Given information:

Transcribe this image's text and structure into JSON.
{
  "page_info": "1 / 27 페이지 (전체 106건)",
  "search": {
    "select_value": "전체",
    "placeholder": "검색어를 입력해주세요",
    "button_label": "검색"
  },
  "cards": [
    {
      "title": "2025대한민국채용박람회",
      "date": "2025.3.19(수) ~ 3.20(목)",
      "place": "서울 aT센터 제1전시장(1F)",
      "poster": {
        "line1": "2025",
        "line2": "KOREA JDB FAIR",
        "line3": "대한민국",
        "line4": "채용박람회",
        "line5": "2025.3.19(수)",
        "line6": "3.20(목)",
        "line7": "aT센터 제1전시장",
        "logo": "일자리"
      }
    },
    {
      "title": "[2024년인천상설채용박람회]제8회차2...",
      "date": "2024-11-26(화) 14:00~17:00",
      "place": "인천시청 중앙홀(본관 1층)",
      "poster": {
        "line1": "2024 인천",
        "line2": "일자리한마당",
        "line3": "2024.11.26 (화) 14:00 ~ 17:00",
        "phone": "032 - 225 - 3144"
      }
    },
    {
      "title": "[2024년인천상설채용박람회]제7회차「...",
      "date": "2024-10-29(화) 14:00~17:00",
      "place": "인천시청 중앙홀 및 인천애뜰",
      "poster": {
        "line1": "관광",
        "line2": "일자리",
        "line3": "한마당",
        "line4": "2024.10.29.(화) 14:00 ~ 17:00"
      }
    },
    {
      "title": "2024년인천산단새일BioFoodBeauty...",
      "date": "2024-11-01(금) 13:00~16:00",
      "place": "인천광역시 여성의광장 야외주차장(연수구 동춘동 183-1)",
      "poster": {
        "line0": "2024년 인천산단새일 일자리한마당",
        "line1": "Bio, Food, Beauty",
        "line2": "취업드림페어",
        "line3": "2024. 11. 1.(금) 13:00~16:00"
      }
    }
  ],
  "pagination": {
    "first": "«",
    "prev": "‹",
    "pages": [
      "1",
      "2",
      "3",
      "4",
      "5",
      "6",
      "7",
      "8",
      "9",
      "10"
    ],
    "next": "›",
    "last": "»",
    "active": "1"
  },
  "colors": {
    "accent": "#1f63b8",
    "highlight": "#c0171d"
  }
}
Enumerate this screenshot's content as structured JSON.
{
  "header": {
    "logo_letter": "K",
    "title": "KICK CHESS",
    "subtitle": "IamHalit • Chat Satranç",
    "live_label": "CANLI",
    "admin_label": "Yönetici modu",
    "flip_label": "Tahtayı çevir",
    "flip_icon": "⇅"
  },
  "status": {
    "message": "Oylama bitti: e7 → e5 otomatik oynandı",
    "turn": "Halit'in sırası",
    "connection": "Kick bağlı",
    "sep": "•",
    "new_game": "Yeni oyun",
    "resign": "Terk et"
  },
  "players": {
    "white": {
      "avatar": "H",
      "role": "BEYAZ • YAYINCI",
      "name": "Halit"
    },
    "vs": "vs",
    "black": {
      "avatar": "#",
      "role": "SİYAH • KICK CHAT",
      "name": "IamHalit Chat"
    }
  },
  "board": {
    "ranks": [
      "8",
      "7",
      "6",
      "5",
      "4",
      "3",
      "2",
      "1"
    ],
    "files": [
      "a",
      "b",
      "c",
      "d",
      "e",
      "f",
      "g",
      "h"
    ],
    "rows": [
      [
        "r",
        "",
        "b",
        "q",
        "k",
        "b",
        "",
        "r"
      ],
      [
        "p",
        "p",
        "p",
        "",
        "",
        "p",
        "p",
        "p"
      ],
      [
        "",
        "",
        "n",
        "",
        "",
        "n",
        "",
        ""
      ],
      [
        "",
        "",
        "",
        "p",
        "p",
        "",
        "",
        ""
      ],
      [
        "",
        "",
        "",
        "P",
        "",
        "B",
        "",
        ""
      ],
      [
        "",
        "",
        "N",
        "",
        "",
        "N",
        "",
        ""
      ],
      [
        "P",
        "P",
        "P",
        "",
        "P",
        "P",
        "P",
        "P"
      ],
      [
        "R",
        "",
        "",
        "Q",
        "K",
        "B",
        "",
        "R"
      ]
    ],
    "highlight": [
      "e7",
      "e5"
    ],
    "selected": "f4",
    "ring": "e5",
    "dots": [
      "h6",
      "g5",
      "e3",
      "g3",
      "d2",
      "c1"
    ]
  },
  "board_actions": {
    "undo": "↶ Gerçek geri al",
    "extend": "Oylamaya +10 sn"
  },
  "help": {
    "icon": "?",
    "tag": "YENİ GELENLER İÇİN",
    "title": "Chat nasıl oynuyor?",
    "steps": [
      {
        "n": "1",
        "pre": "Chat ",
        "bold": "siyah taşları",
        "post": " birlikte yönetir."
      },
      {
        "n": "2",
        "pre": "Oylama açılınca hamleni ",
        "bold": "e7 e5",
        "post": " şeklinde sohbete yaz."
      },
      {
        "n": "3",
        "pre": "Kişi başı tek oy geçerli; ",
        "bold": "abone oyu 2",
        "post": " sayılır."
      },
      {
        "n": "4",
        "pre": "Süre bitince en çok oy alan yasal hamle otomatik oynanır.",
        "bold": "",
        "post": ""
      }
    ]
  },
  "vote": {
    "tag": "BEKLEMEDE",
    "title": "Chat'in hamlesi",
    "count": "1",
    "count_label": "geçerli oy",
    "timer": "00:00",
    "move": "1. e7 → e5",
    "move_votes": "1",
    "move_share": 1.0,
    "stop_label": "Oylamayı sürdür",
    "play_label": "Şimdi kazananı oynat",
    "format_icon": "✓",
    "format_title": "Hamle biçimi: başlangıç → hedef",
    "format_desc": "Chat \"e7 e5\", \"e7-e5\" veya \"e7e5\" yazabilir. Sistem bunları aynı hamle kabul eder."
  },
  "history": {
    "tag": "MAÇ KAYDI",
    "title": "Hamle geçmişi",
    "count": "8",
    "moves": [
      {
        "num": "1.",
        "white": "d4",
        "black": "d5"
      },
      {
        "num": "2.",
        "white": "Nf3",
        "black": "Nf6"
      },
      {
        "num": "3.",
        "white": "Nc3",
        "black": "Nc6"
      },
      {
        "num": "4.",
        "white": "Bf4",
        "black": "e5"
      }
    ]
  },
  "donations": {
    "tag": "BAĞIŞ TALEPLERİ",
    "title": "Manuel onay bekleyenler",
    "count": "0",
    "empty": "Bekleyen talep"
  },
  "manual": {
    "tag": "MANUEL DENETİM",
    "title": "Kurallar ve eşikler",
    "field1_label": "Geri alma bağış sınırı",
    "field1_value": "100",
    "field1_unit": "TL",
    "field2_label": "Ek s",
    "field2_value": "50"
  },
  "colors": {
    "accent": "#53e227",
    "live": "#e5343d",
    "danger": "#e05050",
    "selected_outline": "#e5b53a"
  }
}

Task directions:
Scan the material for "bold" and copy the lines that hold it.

Output of the task:
        "bold": "siyah taşları",
        "bold": "e7 e5",
        "bold": "abone oyu 2",
        "bold": "",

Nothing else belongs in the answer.